Earth Planets Space, Vol. 56 (No. 12), pp. 1143-1150, 2004
H. Dragert, K. Wang, and G. Rogers
Geological Survey of Canada, Pacific Geoscience Centre, Sidney, B.C., V8L 4B2, Canada
(Received June 2, 2004; Revised December 2, 2004; Accepted December 24, 2004)
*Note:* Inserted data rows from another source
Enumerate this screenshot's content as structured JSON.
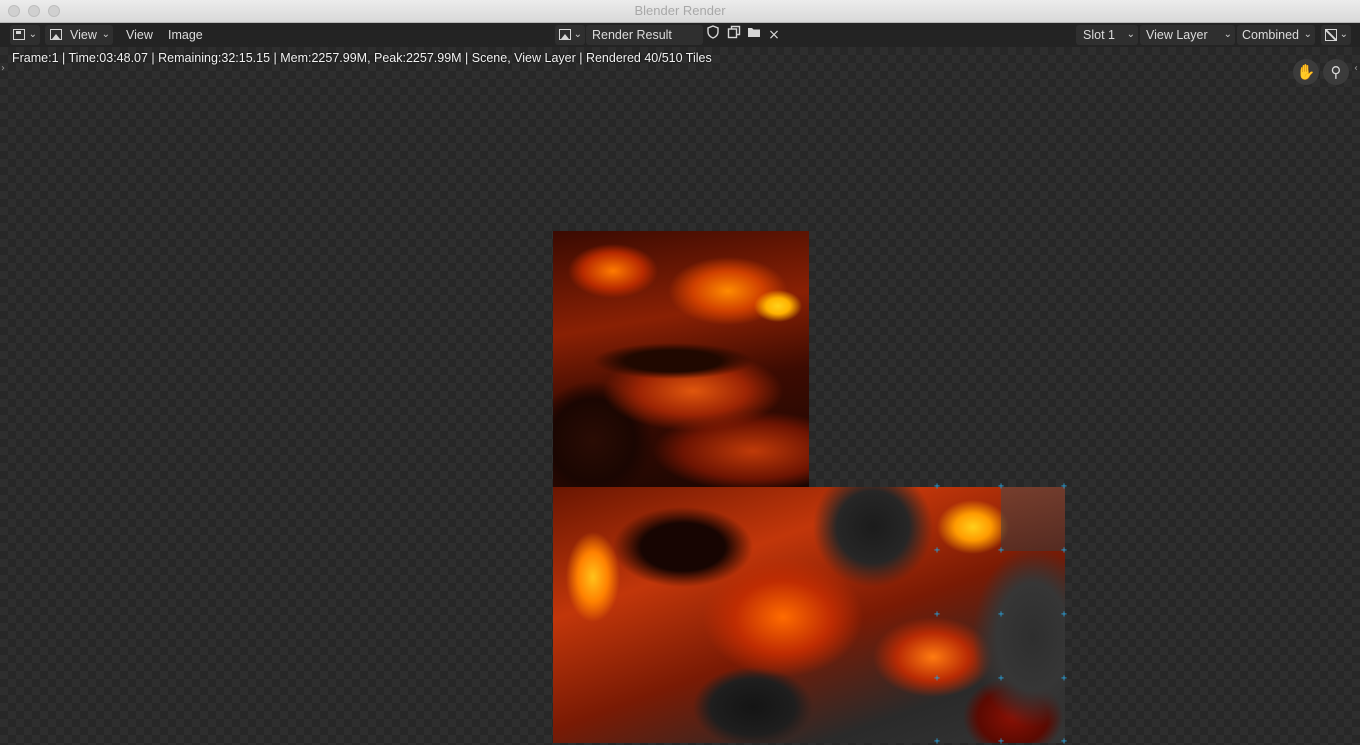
{
  "window": {
    "title": "Blender Render"
  },
  "header": {
    "mode_label": "View",
    "menus": [
      "View",
      "Image"
    ],
    "image_name": "Render Result",
    "slot": "Slot 1",
    "view_layer": "View Layer",
    "pass": "Combined",
    "chevron": "⌄",
    "close_glyph": "×"
  },
  "viewport": {
    "stats": "Frame:1 | Time:03:48.07 | Remaining:32:15.15 | Mem:2257.99M, Peak:2257.99M | Scene, View Layer | Rendered 40/510 Tiles",
    "left_arrow": "›",
    "right_arrow": "‹",
    "hand_icon": "✋",
    "zoom_icon": "⚲"
  },
  "icons": {
    "editor_type": "image-editor-icon",
    "fake_user": "shield-icon",
    "new_image": "duplicate-icon",
    "open_image": "folder-icon",
    "unlink": "close-icon",
    "display_channels": "display-channels-icon"
  },
  "colors": {
    "header_bg": "#232323",
    "widget_bg": "#2f2f2f",
    "tile_marker": "#2aa0d8"
  },
  "render": {
    "tiles_rendered": 40,
    "tiles_total": 510
  }
}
Slip events with an average duration of about 10 days and effective total slip displacements of severalc entimetres have been detected on the deeper (25 to 45 km) part of the northern Cascadia subduction zone interface by observing transient surface deformation on a network of continuously recording Global Positioning System (GPS) sites. The slip events occur down-dip from the currently locked, seismogenic portion of the subduction zone, and, for the geographic region around Victoria, British Columbia, repeat at 13 to 16 month intervals. These episodes of slip are accompanied by distinct, low-frequency tremors, similar to those reported in the forearc region of southern Japan. Although the processes which generate this phenomenon of episodic tremor and slip (ETS) are not well understood, it is possible that the ETS zone may constrain the landward extent of megathrust rupture, and conceivable that an ETS event could precede the next great thrust earthquake.
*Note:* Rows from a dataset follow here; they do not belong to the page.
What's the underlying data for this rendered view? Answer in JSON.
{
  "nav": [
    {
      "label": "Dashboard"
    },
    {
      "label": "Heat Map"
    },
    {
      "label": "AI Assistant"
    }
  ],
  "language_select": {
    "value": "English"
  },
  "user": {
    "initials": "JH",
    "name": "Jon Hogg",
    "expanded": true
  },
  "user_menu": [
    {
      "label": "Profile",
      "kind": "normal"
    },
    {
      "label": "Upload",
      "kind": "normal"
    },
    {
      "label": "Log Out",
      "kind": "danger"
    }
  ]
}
Key words: Crustal deformation, GPS, slow earthquakes, non-volcanic tremors, Cascadia margin.